In my previous life as a commercial litigation lawyer, I was bound by a fiduciary duty to always act in my client’s best interests. I not only had to avoid real conflicts of interest, I also had to avoid anything that could be perceived as a conflict of interest.
ERP project leaders should be bound by similar obligations. Why? Because conflicts can cause project leaders to make recommendations or take actions that may harm the company. Business leaders aren’t ERP experts and they don’t pretend to be. They hire ERP project leaders because they’re the experts. They rightfully expect that these people will act in their best interests. When so-called “leaders” fail to do so, they’ve breached a trust.
Here’s one common example: many vendors and resellers (VARs) have formal or informal referral arrangements with other firms. Under these arrangements, firms typically pay each other (up to 30 per cent of billable fees) to assign staff to each other’s clients’ projects. Oftentimes, firms staff their clients’ projects with less-than-the-best personnel to earn referral commissions. In my view, ERP project leaders should never have an excuse to use less-than-the-best.
Here’s what business leaders can do to ensure that their ERP advisors don’t bring baggage into a project. They should expressly ask whether the leader is subject to any formal or informal referral arrangements, and the extent to which such arrangements could impact staffing decisions. They should also ask whether the project leader profits from the sale of software, and whether his firm is profiting from software sales to the company. To the extent that it does, and to the extent that your company hasn’t yet received an independent opinion about the value of the software, it might want to get one.
Your project leader – extensive industry, business and ERP project expertise
Your project leader is charged with the responsibility to drive all stakeholder groups to deliver an on-time, on-budget implementation in accordance with defined performance expectations. You are charged with the responsibility of finding that qualified candidate.
Your project leader should boast an impressive track record – one that proves his ability to successfully lead ERP projects. When assessing candidates, it is very important not to confuse functional or technical experience with ERP project management experience. These roles are important, but are no substitute for project leadership expertise. A project leader is akin to an orchestra conductor, while the functional and technical resources are more akin to individual musicians.

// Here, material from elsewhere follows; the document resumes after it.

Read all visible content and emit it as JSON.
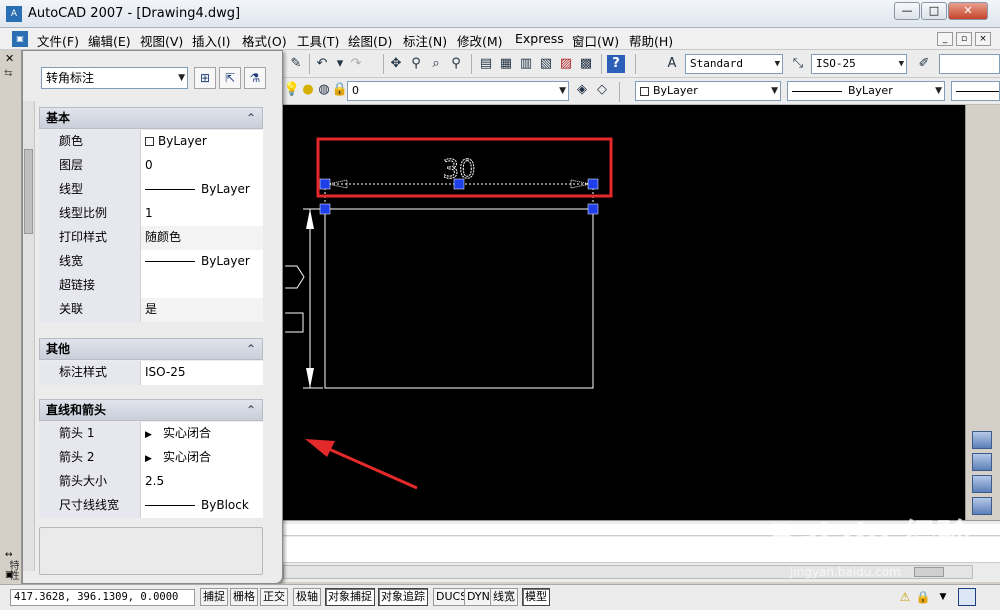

Who would you want leading your project?
Preconceptions and stigmas aside, hiring advisors or consultants to manage ERP implementation projects is effectively an outsourcing arrangement. However, it is fundamentally different from most other types of outsourcing arrangements because companies tend to outsource non-core functions. Although managing ERP projects is not a core competence of most businesses, ERP does cut straight through the core of your business. A poor implementation is capable of crippling – even killing – a business. So, if you’re trusting your ERP advisor with the core of your business, you should make sure that the advisor is competent and looking out for your business’ best interests.
Jonathan Gross is vice-president of Pemeco, Inc., a consulting firm specializing in ERP selection and implementation. He can be reached at email@example.com. This article originally appeared on Pemeco’s website at www.pemeco.com.